Demand for computer security experts will grow by more than 20% over the next five years. Cyber security relies on the right people and expertise, and as a result, there is a greater demand for professionals.
The Commonwealth Bank has been working with the Federal Government to position Australia as an exporter of cyber capacity.
“It’ll come back to a long-term strategy around encouraging school children to be taking up the subjects that will allow them to go do STEM (Science, Technology, Engineering and Maths) subjects at university,” said David Whiteing, Chief Information Officer at the Commonwealth Bank.
Cyber security skills needed… now
Innovation and science are key for Australia to deliver new sources of growth and maintain high-wage jobs, and the Government has taken action.
A number of measures have been announced by the Prime Minister, as part of his $1.1 billion innovation policy.
The policy, which aims to boost jobs and economic growth, will also make it easier for postgraduate researchers with qualifications in science, technology, engineering, mathematics and information technology to move to Australia. This will be part of an “enhanced pathway” to permanent residency, to be introduced next year.
So what skills are sought after, in the cyber security and ICT sector?
ICT sector workforce requirements
Boosting Australia’s cyber security skills will be a long-term effort. According to the CSO, the up-skilling will require fundamental, cultural shifts in areas such as education of students in cyber security issues – including better maths education – to support research in areas such as cryptography.

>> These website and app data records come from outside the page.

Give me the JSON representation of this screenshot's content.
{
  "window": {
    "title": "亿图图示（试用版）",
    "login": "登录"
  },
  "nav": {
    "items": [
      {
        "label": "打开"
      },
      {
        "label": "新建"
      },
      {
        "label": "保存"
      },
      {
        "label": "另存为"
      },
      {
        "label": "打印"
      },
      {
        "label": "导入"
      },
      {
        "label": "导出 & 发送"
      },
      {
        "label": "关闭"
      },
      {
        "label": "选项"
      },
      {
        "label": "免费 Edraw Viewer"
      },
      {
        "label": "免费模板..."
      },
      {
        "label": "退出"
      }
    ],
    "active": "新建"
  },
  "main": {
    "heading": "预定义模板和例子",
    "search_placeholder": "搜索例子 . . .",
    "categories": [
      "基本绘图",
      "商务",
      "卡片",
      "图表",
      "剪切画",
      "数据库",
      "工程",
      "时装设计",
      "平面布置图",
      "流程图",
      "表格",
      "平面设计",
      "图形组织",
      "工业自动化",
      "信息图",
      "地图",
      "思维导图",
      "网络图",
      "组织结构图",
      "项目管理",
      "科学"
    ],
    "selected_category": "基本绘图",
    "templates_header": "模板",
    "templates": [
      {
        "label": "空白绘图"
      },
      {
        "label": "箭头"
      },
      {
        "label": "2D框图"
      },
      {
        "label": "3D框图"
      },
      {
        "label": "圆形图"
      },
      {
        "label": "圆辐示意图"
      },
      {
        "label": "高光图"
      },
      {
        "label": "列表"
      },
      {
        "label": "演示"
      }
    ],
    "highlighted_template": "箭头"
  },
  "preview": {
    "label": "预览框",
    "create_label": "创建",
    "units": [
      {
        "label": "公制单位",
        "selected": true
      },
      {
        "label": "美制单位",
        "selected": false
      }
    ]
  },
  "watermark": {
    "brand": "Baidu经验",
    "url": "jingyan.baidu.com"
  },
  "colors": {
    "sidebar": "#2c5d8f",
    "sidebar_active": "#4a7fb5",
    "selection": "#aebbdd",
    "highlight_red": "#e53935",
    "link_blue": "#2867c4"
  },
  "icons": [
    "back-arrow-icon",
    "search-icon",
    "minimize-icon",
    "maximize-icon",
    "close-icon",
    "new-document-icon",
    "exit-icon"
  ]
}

Programming, coding, computer science and digital literacy are key skills needed in the ICT sector. Analytical skills, attention to detail, articulating complex concepts, diagnostic skills and ability to adapt are also important.
Australian companies are also taking action to develop the ICT skills of their employees.

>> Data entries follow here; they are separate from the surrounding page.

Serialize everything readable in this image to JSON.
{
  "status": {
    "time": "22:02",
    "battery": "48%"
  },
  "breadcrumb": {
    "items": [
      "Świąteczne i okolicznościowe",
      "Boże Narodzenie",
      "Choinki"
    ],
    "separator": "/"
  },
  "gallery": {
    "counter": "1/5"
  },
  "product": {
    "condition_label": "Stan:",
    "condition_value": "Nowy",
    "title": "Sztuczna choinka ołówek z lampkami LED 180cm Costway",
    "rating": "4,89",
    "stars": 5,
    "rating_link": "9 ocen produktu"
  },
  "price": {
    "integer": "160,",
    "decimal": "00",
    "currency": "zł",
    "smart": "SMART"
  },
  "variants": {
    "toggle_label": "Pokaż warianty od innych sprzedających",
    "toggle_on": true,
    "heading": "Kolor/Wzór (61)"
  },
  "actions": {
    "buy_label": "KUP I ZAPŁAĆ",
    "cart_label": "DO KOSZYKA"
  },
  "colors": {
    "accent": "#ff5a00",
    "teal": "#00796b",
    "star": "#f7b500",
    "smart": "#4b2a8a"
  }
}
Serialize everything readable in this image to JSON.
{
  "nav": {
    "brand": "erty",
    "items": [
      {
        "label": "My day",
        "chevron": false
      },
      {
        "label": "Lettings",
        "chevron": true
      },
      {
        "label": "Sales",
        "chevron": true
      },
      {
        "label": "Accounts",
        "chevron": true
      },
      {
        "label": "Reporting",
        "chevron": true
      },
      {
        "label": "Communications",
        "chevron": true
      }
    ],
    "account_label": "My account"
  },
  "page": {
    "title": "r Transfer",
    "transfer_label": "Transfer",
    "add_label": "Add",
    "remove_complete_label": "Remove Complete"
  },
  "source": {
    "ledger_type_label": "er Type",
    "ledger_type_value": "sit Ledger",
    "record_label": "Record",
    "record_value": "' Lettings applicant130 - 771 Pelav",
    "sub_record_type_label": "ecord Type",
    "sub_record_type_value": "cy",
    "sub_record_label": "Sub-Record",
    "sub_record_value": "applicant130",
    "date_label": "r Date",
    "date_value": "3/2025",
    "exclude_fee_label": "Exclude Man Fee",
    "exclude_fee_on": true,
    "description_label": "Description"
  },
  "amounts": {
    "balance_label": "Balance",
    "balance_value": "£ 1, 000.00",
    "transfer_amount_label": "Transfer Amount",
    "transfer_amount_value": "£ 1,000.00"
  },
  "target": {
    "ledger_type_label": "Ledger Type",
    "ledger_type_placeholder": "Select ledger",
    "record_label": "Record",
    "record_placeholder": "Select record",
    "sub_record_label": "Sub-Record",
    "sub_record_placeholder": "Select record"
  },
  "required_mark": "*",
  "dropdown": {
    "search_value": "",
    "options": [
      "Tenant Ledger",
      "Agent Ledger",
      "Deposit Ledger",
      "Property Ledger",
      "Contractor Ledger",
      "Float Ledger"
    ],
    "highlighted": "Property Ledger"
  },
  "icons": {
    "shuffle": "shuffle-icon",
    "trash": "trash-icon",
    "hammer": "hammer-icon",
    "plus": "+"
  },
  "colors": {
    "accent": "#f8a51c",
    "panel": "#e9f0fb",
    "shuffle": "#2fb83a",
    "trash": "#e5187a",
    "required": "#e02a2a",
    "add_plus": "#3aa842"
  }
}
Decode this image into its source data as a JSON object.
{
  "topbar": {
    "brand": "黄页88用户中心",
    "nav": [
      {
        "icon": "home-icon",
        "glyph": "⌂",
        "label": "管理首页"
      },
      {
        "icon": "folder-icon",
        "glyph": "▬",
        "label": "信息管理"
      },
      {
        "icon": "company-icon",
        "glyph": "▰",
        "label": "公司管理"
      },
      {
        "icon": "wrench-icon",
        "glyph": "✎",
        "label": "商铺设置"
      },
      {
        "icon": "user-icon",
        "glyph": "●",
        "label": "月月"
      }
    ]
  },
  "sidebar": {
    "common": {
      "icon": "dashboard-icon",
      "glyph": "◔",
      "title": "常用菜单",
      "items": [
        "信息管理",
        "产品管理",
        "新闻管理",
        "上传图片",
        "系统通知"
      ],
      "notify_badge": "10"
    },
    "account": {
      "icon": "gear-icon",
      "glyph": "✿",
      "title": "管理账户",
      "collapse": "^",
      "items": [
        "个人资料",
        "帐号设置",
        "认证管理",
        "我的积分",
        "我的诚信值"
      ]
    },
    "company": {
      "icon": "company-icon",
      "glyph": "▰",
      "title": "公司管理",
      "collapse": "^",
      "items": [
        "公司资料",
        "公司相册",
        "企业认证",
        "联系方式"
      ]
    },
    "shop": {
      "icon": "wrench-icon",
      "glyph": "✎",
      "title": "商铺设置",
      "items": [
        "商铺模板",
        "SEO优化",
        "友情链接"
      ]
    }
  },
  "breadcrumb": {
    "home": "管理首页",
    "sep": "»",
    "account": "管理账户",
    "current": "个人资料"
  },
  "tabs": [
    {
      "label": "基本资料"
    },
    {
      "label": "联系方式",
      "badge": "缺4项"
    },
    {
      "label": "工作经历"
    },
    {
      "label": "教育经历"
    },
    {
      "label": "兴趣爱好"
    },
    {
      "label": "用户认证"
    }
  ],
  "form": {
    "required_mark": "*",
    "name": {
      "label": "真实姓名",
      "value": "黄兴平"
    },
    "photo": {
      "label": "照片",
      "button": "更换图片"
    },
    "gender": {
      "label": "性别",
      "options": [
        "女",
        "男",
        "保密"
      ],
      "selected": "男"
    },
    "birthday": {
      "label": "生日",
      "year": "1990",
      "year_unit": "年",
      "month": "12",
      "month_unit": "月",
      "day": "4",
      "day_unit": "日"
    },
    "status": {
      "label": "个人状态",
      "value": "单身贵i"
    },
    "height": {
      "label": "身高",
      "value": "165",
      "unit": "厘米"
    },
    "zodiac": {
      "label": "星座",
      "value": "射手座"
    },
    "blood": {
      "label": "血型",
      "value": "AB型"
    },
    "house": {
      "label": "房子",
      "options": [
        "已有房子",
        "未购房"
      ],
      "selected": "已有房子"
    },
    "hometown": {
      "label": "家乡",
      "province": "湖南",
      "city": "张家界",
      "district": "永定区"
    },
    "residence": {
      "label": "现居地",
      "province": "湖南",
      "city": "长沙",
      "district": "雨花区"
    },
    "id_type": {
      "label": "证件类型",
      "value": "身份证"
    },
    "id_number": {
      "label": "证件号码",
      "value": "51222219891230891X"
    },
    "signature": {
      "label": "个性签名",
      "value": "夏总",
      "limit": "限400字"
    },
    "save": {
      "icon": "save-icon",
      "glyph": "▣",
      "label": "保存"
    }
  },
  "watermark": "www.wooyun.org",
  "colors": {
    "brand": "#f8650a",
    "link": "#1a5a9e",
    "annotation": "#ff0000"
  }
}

Cisco Australia has announced a STEM skills development program called AUSTEM 2020, into which Cisco will invest up to $31 million over five years. Under this program, Cisco delivers training to 100,000 high school and university students in the field of cloud, cyber security and internet of things (IoT).

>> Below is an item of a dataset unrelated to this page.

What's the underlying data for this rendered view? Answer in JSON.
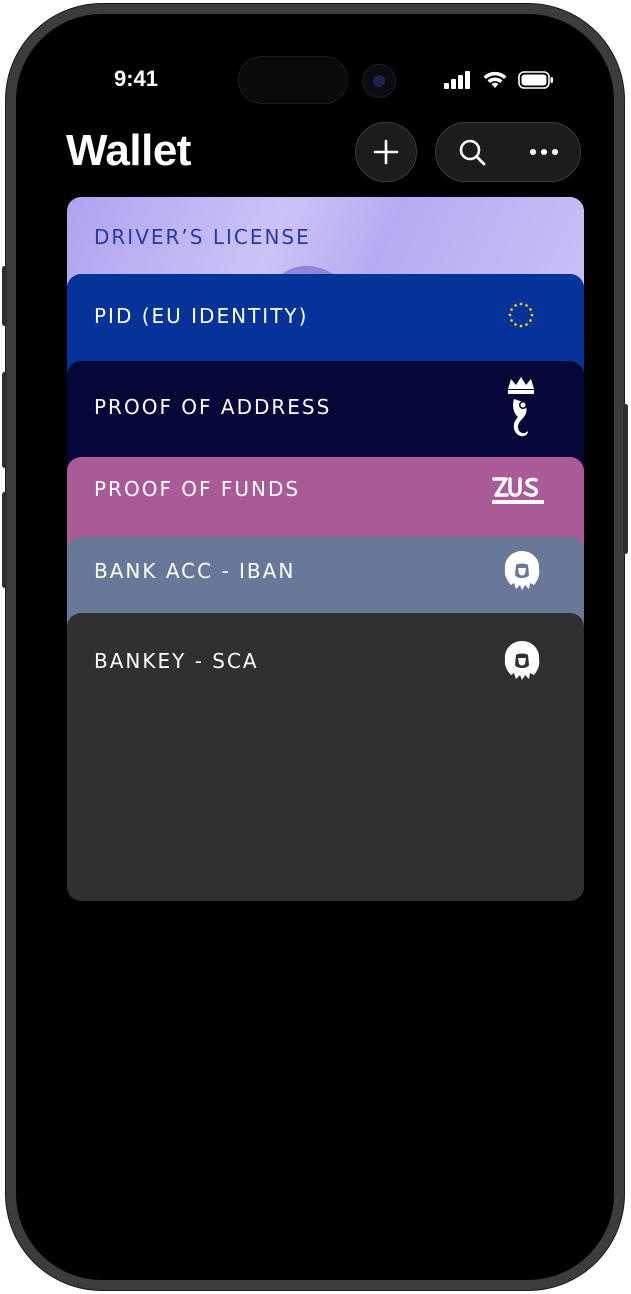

As the cyber security industry evolves at a lightening speed, so do the skill requirements. Cyber security skill development needs to focus both on the upcoming generations, but also on connecting private and public-sector companies – so professionals can be used when there’s a crisis.
If you’d like to chat about workforce development strategies in your business or industry, please contact Wendy Perry via firstname.lastname@example.org.